Saved entries:
# # # # # # #

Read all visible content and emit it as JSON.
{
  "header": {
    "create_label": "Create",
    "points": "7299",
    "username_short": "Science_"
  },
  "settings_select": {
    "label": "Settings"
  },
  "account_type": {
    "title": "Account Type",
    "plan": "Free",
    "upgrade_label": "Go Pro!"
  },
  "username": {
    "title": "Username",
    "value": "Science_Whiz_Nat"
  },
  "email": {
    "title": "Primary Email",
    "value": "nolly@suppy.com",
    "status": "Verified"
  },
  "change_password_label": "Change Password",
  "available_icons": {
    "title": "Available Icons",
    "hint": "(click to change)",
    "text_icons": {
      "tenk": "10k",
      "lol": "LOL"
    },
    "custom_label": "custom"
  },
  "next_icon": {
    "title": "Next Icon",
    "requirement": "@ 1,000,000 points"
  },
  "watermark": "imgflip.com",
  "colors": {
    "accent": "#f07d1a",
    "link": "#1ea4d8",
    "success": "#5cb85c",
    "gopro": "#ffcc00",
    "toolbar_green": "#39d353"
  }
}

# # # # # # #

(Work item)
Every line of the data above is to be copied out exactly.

(Solution to this task)
Read all visible content and emit it as JSON.
{
  "header": {
    "create_label": "Create",
    "points": "7299",
    "username_short": "Science_"
  },
  "settings_select": {
    "label": "Settings"
  },
  "account_type": {
    "title": "Account Type",
    "plan": "Free",
    "upgrade_label": "Go Pro!"
  },
  "username": {
    "title": "Username",
    "value": "Science_Whiz_Nat"
  },
  "email": {
    "title": "Primary Email",
    "value": "nolly@suppy.com",
    "status": "Verified"
  },
  "change_password_label": "Change Password",
  "available_icons": {
    "title": "Available Icons",
    "hint": "(click to change)",
    "text_icons": {
      "tenk": "10k",
      "lol": "LOL"
    },
    "custom_label": "custom"
  },
  "next_icon": {
    "title": "Next Icon",
    "requirement": "@ 1,000,000 points"
  },
  "watermark": "imgflip.com",
  "colors": {
    "accent": "#f07d1a",
    "link": "#1ea4d8",
    "success": "#5cb85c",
    "gopro": "#ffcc00",
    "toolbar_green": "#39d353"
  }
}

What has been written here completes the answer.